• **Aim of the exercise**
Each line below that contains "author" counts once; report the total and nothing more.

• **Records for this task**

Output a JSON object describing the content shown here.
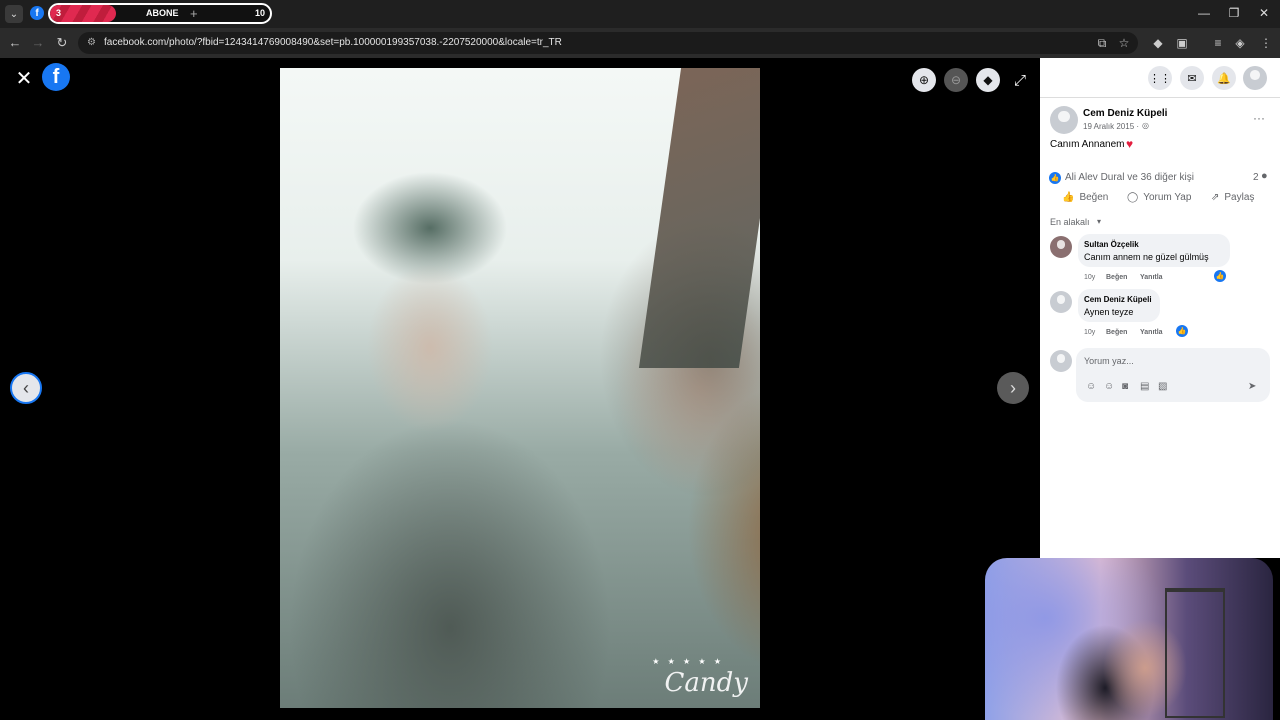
{
  "browser": {
    "subscriber_widget": {
      "current": "3",
      "label": "ABONE",
      "plus": "+",
      "goal": "10",
      "progress": 0.3
    },
    "url": "facebook.com/photo/?fbid=1243414769008490&set=pb.100000199357038.-2207520000&locale=tr_TR"
  },
  "post": {
    "author": "Cem Deniz Küpeli",
    "date": "19 Aralık 2015 · ",
    "caption": "Canım Annanem",
    "reactions": "Ali Alev Dural ve 36 diğer kişi",
    "comment_count": "2",
    "actions": {
      "like": "Beğen",
      "comment": "Yorum Yap",
      "share": "Paylaş"
    },
    "sort_label": "En alakalı"
  },
  "comments": [
    {
      "author": "Sultan Özçelik",
      "text": "Canım annem ne güzel gülmüş",
      "age": "10y",
      "like": "Beğen",
      "reply": "Yanıtla"
    },
    {
      "author": "Cem Deniz Küpeli",
      "text": "Aynen teyze",
      "age": "10y",
      "like": "Beğen",
      "reply": "Yanıtla"
    }
  ],
  "composer": {
    "placeholder": "Yorum yaz..."
  },
  "photo": {
    "watermark": "Candy",
    "watermark_stars": "★ ★ ★ ★ ★"
  },
  "colors": {
    "accent": "#1877f2",
    "heart": "#e41e3f",
    "subscriber_bar": "#e02950"
  }
}
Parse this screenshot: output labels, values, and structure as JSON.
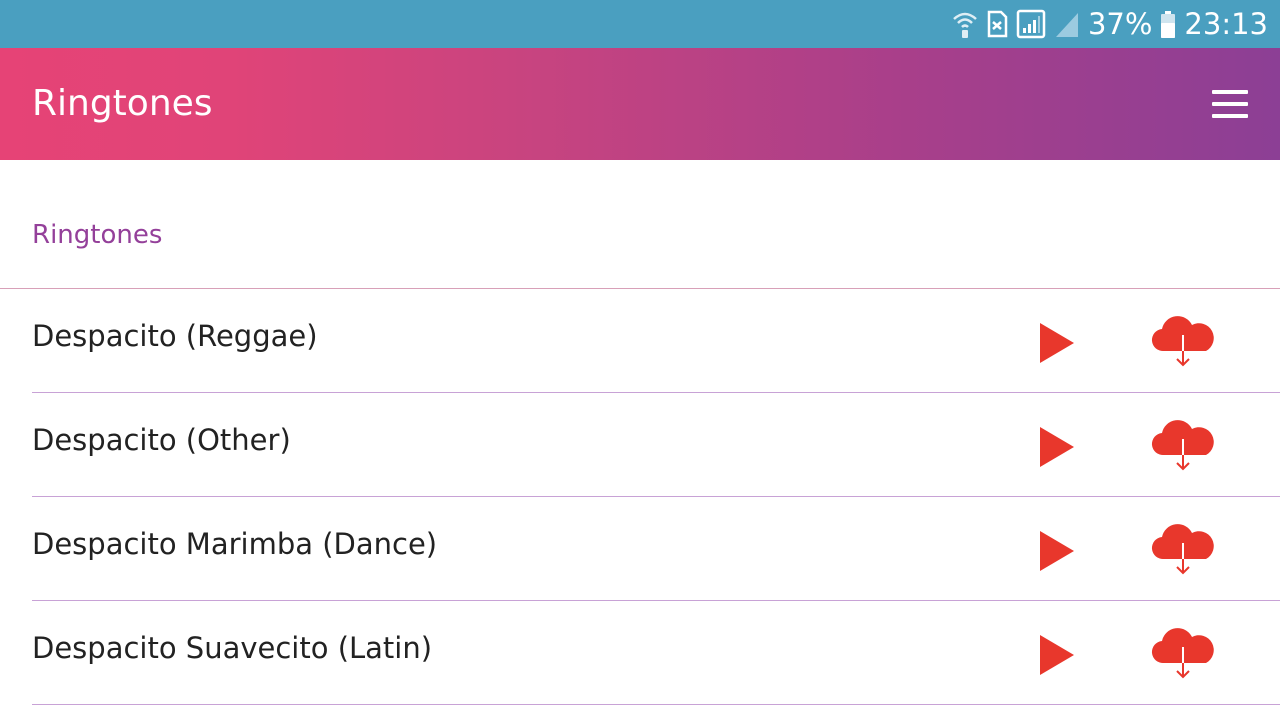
{
  "status_bar": {
    "battery": "37%",
    "time": "23:13",
    "background": "#4a9fc0",
    "icons": [
      "wifi-calling-icon",
      "sim-card-icon",
      "signal-icon",
      "signal-empty-icon",
      "battery-icon"
    ]
  },
  "app_bar": {
    "title": "Ringtones",
    "menu_icon": "hamburger-menu-icon",
    "gradient_start": "#e64376",
    "gradient_end": "#8c3f95"
  },
  "section": {
    "title": "Ringtones",
    "color": "#94409a"
  },
  "ringtones": [
    {
      "title": "Despacito (Reggae)"
    },
    {
      "title": "Despacito (Other)"
    },
    {
      "title": "Despacito Marimba (Dance)"
    },
    {
      "title": "Despacito Suavecito (Latin)"
    }
  ],
  "icons": {
    "play": "play-icon",
    "download": "cloud-download-icon",
    "accent": "#e8372c"
  }
}
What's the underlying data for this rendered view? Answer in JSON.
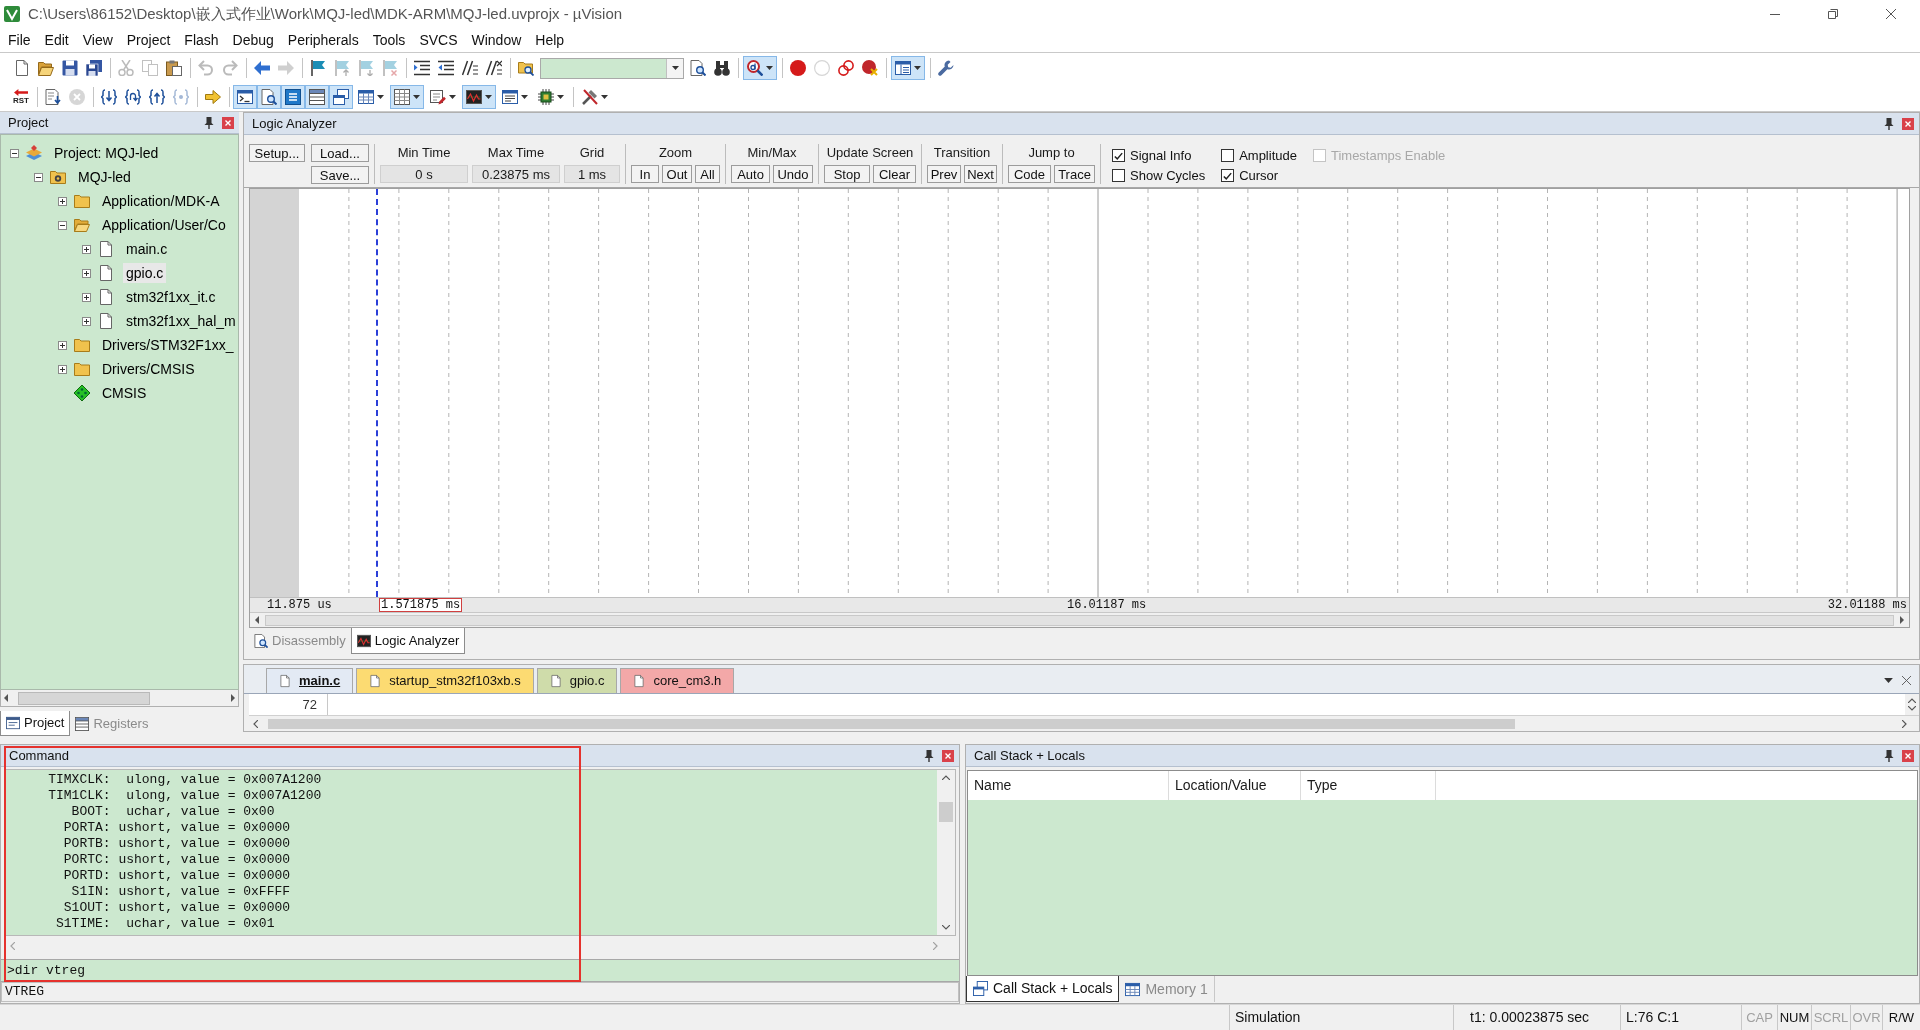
{
  "window": {
    "title": "C:\\Users\\86152\\Desktop\\嵌入式作业\\Work\\MQJ-led\\MDK-ARM\\MQJ-led.uvprojx - µVision"
  },
  "menu": [
    "File",
    "Edit",
    "View",
    "Project",
    "Flash",
    "Debug",
    "Peripherals",
    "Tools",
    "SVCS",
    "Window",
    "Help"
  ],
  "toolbars": [
    [
      {
        "kind": "button",
        "disabled": false,
        "on": false
      },
      {
        "kind": "button",
        "disabled": false,
        "on": false
      },
      {
        "kind": "button",
        "disabled": false,
        "on": false
      },
      {
        "kind": "button",
        "disabled": false,
        "on": false
      },
      {
        "kind": "separator"
      },
      {
        "kind": "button",
        "disabled": true,
        "on": false
      },
      {
        "kind": "button",
        "disabled": true,
        "on": false
      },
      {
        "kind": "button",
        "disabled": false,
        "on": false
      },
      {
        "kind": "separator"
      },
      {
        "kind": "button",
        "disabled": true,
        "on": false
      },
      {
        "kind": "button",
        "disabled": true,
        "on": false
      },
      {
        "kind": "separator"
      },
      {
        "kind": "button",
        "disabled": false,
        "on": false
      },
      {
        "kind": "button",
        "disabled": true,
        "on": false
      },
      {
        "kind": "separator"
      },
      {
        "kind": "button",
        "disabled": false,
        "on": false
      },
      {
        "kind": "button",
        "disabled": true,
        "on": false
      },
      {
        "kind": "button",
        "disabled": true,
        "on": false
      },
      {
        "kind": "button",
        "disabled": true,
        "on": false
      },
      {
        "kind": "separator"
      },
      {
        "kind": "button",
        "disabled": false,
        "on": false
      },
      {
        "kind": "button",
        "disabled": false,
        "on": false
      },
      {
        "kind": "button",
        "disabled": false,
        "on": false
      },
      {
        "kind": "button",
        "disabled": false,
        "on": false
      },
      {
        "kind": "separator"
      },
      {
        "kind": "button",
        "disabled": false,
        "on": false
      },
      {
        "kind": "combo"
      },
      {
        "kind": "button",
        "disabled": false,
        "on": false
      },
      {
        "kind": "button",
        "disabled": false,
        "on": false
      },
      {
        "kind": "separator"
      },
      {
        "kind": "split",
        "disabled": false,
        "on": true
      },
      {
        "kind": "separator"
      },
      {
        "kind": "button",
        "disabled": false,
        "on": false
      },
      {
        "kind": "button",
        "disabled": true,
        "on": false
      },
      {
        "kind": "button",
        "disabled": false,
        "on": false
      },
      {
        "kind": "button",
        "disabled": false,
        "on": false
      },
      {
        "kind": "separator"
      },
      {
        "kind": "split",
        "disabled": false,
        "on": true
      },
      {
        "kind": "separator"
      },
      {
        "kind": "button",
        "disabled": false,
        "on": false
      }
    ],
    [
      {
        "kind": "button",
        "label": "RST",
        "disabled": false,
        "on": false
      },
      {
        "kind": "separator"
      },
      {
        "kind": "button",
        "disabled": false,
        "on": false
      },
      {
        "kind": "button",
        "disabled": true,
        "on": false
      },
      {
        "kind": "separator"
      },
      {
        "kind": "button",
        "disabled": false,
        "on": false
      },
      {
        "kind": "button",
        "disabled": false,
        "on": false
      },
      {
        "kind": "button",
        "disabled": false,
        "on": false
      },
      {
        "kind": "button",
        "disabled": true,
        "on": false
      },
      {
        "kind": "separator"
      },
      {
        "kind": "button",
        "disabled": false,
        "on": false
      },
      {
        "kind": "separator"
      },
      {
        "kind": "button",
        "disabled": false,
        "on": true
      },
      {
        "kind": "button",
        "disabled": false,
        "on": true
      },
      {
        "kind": "button",
        "disabled": false,
        "on": true
      },
      {
        "kind": "button",
        "disabled": false,
        "on": true
      },
      {
        "kind": "button",
        "disabled": false,
        "on": true
      },
      {
        "kind": "split",
        "disabled": false,
        "on": false
      },
      {
        "kind": "split",
        "disabled": false,
        "on": true
      },
      {
        "kind": "split",
        "disabled": false,
        "on": false
      },
      {
        "kind": "split",
        "disabled": false,
        "on": true
      },
      {
        "kind": "split",
        "disabled": false,
        "on": false
      },
      {
        "kind": "split",
        "disabled": false,
        "on": false
      },
      {
        "kind": "separator"
      },
      {
        "kind": "split",
        "disabled": false,
        "on": false
      }
    ]
  ],
  "project_panel": {
    "title": "Project",
    "tree": [
      {
        "label": "Project: MQJ-led",
        "kind": "project",
        "expanded": true,
        "selected": false,
        "children": [
          {
            "label": "MQJ-led",
            "kind": "target",
            "expanded": true,
            "selected": false,
            "children": [
              {
                "label": "Application/MDK-A",
                "kind": "group",
                "expanded": false,
                "selected": false
              },
              {
                "label": "Application/User/Co",
                "kind": "group",
                "expanded": true,
                "selected": false,
                "children": [
                  {
                    "label": "main.c",
                    "kind": "file",
                    "expanded": false,
                    "selected": false
                  },
                  {
                    "label": "gpio.c",
                    "kind": "file",
                    "expanded": false,
                    "selected": true
                  },
                  {
                    "label": "stm32f1xx_it.c",
                    "kind": "file",
                    "expanded": false,
                    "selected": false
                  },
                  {
                    "label": "stm32f1xx_hal_m",
                    "kind": "file",
                    "expanded": false,
                    "selected": false
                  }
                ]
              },
              {
                "label": "Drivers/STM32F1xx_",
                "kind": "group",
                "expanded": false,
                "selected": false
              },
              {
                "label": "Drivers/CMSIS",
                "kind": "group",
                "expanded": false,
                "selected": false
              },
              {
                "label": "CMSIS",
                "kind": "component",
                "selected": false
              }
            ]
          }
        ]
      }
    ],
    "tabs": [
      {
        "label": "Project",
        "selected": true
      },
      {
        "label": "Registers",
        "selected": false
      }
    ]
  },
  "logic_analyzer": {
    "title": "Logic Analyzer",
    "file_buttons": [
      "Setup...",
      "Load...",
      "Save..."
    ],
    "fields": [
      {
        "label": "Min Time",
        "value": "0 s"
      },
      {
        "label": "Max Time",
        "value": "0.23875 ms"
      },
      {
        "label": "Grid",
        "value": "1 ms"
      }
    ],
    "groups": [
      {
        "label": "Zoom",
        "buttons": [
          "In",
          "Out",
          "All"
        ]
      },
      {
        "label": "Min/Max",
        "buttons": [
          "Auto",
          "Undo"
        ]
      },
      {
        "label": "Update Screen",
        "buttons": [
          "Stop",
          "Clear"
        ]
      },
      {
        "label": "Transition",
        "buttons": [
          "Prev",
          "Next"
        ]
      },
      {
        "label": "Jump to",
        "buttons": [
          "Code",
          "Trace"
        ]
      }
    ],
    "options": [
      {
        "label": "Signal Info",
        "checked": true,
        "disabled": false
      },
      {
        "label": "Show Cycles",
        "checked": false,
        "disabled": false
      },
      {
        "label": "Amplitude",
        "checked": false,
        "disabled": false
      },
      {
        "label": "Cursor",
        "checked": true,
        "disabled": false
      },
      {
        "label": "Timestamps Enable",
        "checked": false,
        "disabled": true
      }
    ],
    "time_axis": [
      {
        "kind": "start",
        "text": "11.875 us"
      },
      {
        "kind": "cursor",
        "text": "1.571875 ms"
      },
      {
        "kind": "middle",
        "text": "16.01187 ms"
      },
      {
        "kind": "end",
        "text": "32.01188 ms"
      }
    ],
    "view_tabs": [
      {
        "label": "Disassembly",
        "selected": false
      },
      {
        "label": "Logic Analyzer",
        "selected": true
      }
    ]
  },
  "editor": {
    "tabs": [
      {
        "label": "main.c",
        "selected": true,
        "color": "#e3eaf4"
      },
      {
        "label": "startup_stm32f103xb.s",
        "selected": false,
        "color": "#fcdb72"
      },
      {
        "label": "gpio.c",
        "selected": false,
        "color": "#cfdcaa"
      },
      {
        "label": "core_cm3.h",
        "selected": false,
        "color": "#f3a8a8"
      }
    ],
    "line_number": "72"
  },
  "command": {
    "title": "Command",
    "highlighted": true,
    "output": [
      "    TIMXCLK:  ulong, value = 0x007A1200",
      "    TIM1CLK:  ulong, value = 0x007A1200",
      "       BOOT:  uchar, value = 0x00",
      "      PORTA: ushort, value = 0x0000",
      "      PORTB: ushort, value = 0x0000",
      "      PORTC: ushort, value = 0x0000",
      "      PORTD: ushort, value = 0x0000",
      "       S1IN: ushort, value = 0xFFFF",
      "      S1OUT: ushort, value = 0x0000",
      "     S1TIME:  uchar, value = 0x01"
    ],
    "input": ">dir vtreg",
    "hint": "VTREG"
  },
  "call_stack": {
    "title": "Call Stack + Locals",
    "columns": [
      "Name",
      "Location/Value",
      "Type"
    ],
    "tabs": [
      {
        "label": "Call Stack + Locals",
        "selected": true
      },
      {
        "label": "Memory 1",
        "selected": false
      }
    ]
  },
  "status_bar": {
    "mode": "Simulation",
    "time": "t1: 0.00023875 sec",
    "position": "L:76 C:1",
    "indicators": [
      {
        "label": "CAP",
        "on": false
      },
      {
        "label": "NUM",
        "on": true
      },
      {
        "label": "SCRL",
        "on": false
      },
      {
        "label": "OVR",
        "on": false
      },
      {
        "label": "R/W",
        "on": true
      }
    ]
  }
}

• **Your solution**
3